I’ll just make something else for dessert.

Community member Zoe Rose on the tone of the book:

“I love the casual, laid back tone of the writing; it comes across less like a professional chef dolling out wisdom from up high and more like a drunk chef friend enthusiastically giving you advice over whiskey at 4 AM. I don't know about you, but this is the type of voice that puts me at ease and gets me excited about getting in the kitchen.

Even the somewhat tongue-in-cheek dessert recipe for ‘oranges—cut them up or don't feels genuine, like they just really like to eat fresh fruit for dessert and that's what they think you should do, too. I had oranges for dessert after a dinner of their roast chicken and greens. It hit the spot.”

14 Comments

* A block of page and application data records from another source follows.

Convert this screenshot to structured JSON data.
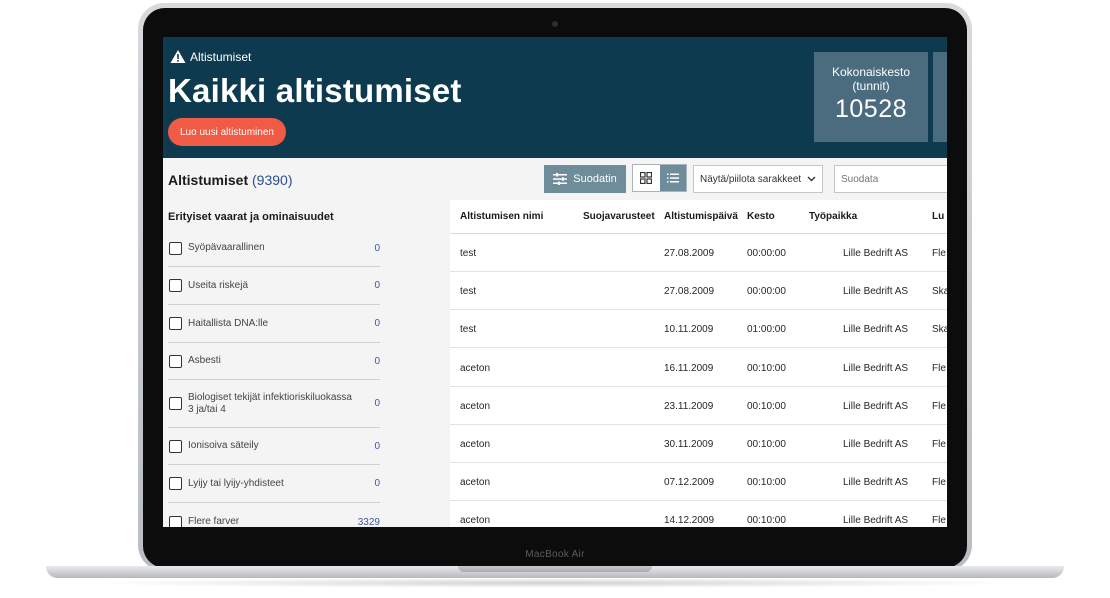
{
  "device": {
    "model_label": "MacBook Air"
  },
  "header": {
    "breadcrumb": "Altistumiset",
    "title": "Kaikki altistumiset",
    "create_button": "Luo uusi altistuminen",
    "stat": {
      "label": "Kokonaiskesto (tunnit)",
      "value": "10528"
    }
  },
  "toolbar": {
    "title": "Altistumiset",
    "count": "(9390)",
    "filter_button": "Suodatin",
    "columns_select": "Näytä/piilota sarakkeet",
    "search_placeholder": "Suodata"
  },
  "sidebar": {
    "heading": "Erityiset vaarat ja ominaisuudet",
    "items": [
      {
        "label": "Syöpävaarallinen",
        "count": "0"
      },
      {
        "label": "Useita riskejä",
        "count": "0"
      },
      {
        "label": "Haitallista DNA:lle",
        "count": "0"
      },
      {
        "label": "Asbesti",
        "count": "0"
      },
      {
        "label": "Biologiset tekijät infektioriskiluokassa 3 ja/tai 4",
        "count": "0"
      },
      {
        "label": "Ionisoiva säteily",
        "count": "0"
      },
      {
        "label": "Lyijy tai lyijy-yhdisteet",
        "count": "0"
      },
      {
        "label": "Flere farver",
        "count": "3329"
      }
    ]
  },
  "table": {
    "columns": [
      "Altistumisen nimi",
      "Suojavarusteet",
      "Altistumispäivä",
      "Kesto",
      "Työpaikka",
      "Lu"
    ],
    "rows": [
      [
        "test",
        "",
        "27.08.2009",
        "00:00:00",
        "Lille Bedrift AS",
        "Fle"
      ],
      [
        "test",
        "",
        "27.08.2009",
        "00:00:00",
        "Lille Bedrift AS",
        "Ska"
      ],
      [
        "test",
        "",
        "10.11.2009",
        "01:00:00",
        "Lille Bedrift AS",
        "Ska"
      ],
      [
        "aceton",
        "",
        "16.11.2009",
        "00:10:00",
        "Lille Bedrift AS",
        "Fle"
      ],
      [
        "aceton",
        "",
        "23.11.2009",
        "00:10:00",
        "Lille Bedrift AS",
        "Fle"
      ],
      [
        "aceton",
        "",
        "30.11.2009",
        "00:10:00",
        "Lille Bedrift AS",
        "Fle"
      ],
      [
        "aceton",
        "",
        "07.12.2009",
        "00:10:00",
        "Lille Bedrift AS",
        "Fle"
      ],
      [
        "aceton",
        "",
        "14.12.2009",
        "00:10:00",
        "Lille Bedrift AS",
        "Fle"
      ]
    ]
  },
  "colors": {
    "header_bg": "#0e3a4f",
    "accent_button": "#ef5b45",
    "stat_card": "#4a6c7e",
    "filter_button": "#6e8c99",
    "count_link": "#3b58a8"
  },
  "icons": {
    "breadcrumb": "warning-icon",
    "filter": "sliders-icon",
    "grid_view": "grid-icon",
    "list_view": "list-icon",
    "select": "chevron-down-icon"
  }
}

Peony March 7, 2016
If I correctly understand one of your issues with the tarts it might have been a misunderstanding about circumference vs. diameter in terms of cutting out dough circles.
 
Author Comment
drbabs March 7, 2016
That was such an interesting comment that I went to the cookbook to see if I may have misunderstood something. Here's what it says: "Roll to a 1/8-inch thickness then punch out 3-inch (big enough to line your molds) circles with a biscuit cutter or drinking glass." The recipe also specified using a muffin tin. So I think the instruction was incorrect; I needed 6" circles for a standard muffin tin.
 
Greenstuff March 7, 2016
Not to go too mathy, peony, as I suspect you had a mental glitch on the order of a typo, but you meant radius (half the diameter), not circumference (the distance around the circle). One more apology for the nit--I'd been wondering the same thing about your basic idea.
 
Bevi March 3, 2016
I made the miso eggplant and did not get the overly salty taste you described - it might have been the brand of miso I used. The Lion's Head meatballs are great, too! Thanks for making so many recipes - this gives me a nice jumping off point.
 
Author Comment
drbabs March 3, 2016
Oh! Maybe it was my miso. I didn't think of that. I'll have to try those meatballs.
 
garlic&lemon March 3, 2016
This is my family's favorite cookbook this year. The Mall Chicken is the best version we've been able to make at home (including versions from Food52 & Cook's). Jap Chae, a Korean noodle dish, is in regular rotation, as is the Ma Po Tofu. The short ribs came out great. All the veggie recipes we've tried, we have liked. We are lucky to live not far from an Asian grocery store, but most of the ingredients can be found either at a Whole Foods or well-stocked grocery store. Most of the dishes do not stick around long enough to be left overs.
 
Author Comment
drbabs March 3, 2016
I'm so glad you mentioned those recipes-- gives me new things to try. Thanks!!
 
cookinginvictoria March 3, 2016
Great review, drbabs! I loved that you cooked so many things from this book. Must try that cumin lamb dish! :)
 
Author Comment
drbabs March 3, 2016
Thanks, yes, it's so good.
 
Melanie B. March 3, 2016
This book is randomly my 5 year old's favorite cookbook. He thinks anything in it is wonderful! I catch him reading it for fun...hmmm<br /><br />I like it for quick weeknight food. We love the pork fried rice and chicken adobo!
 
Author Comment
drbabs March 3, 2016
Wow, he's five?! Thanks for the tip. I'll have to try those.
 
healthierkitchen March 3, 2016
Great review! Sounds like I need to make some cumin lamb!
 
Robin Z. March 3, 2016
Very informative review! Can I say I knew you when?<br />
 
Author Comment
drbabs March 3, 2016
Thanks, my friend. Of course!!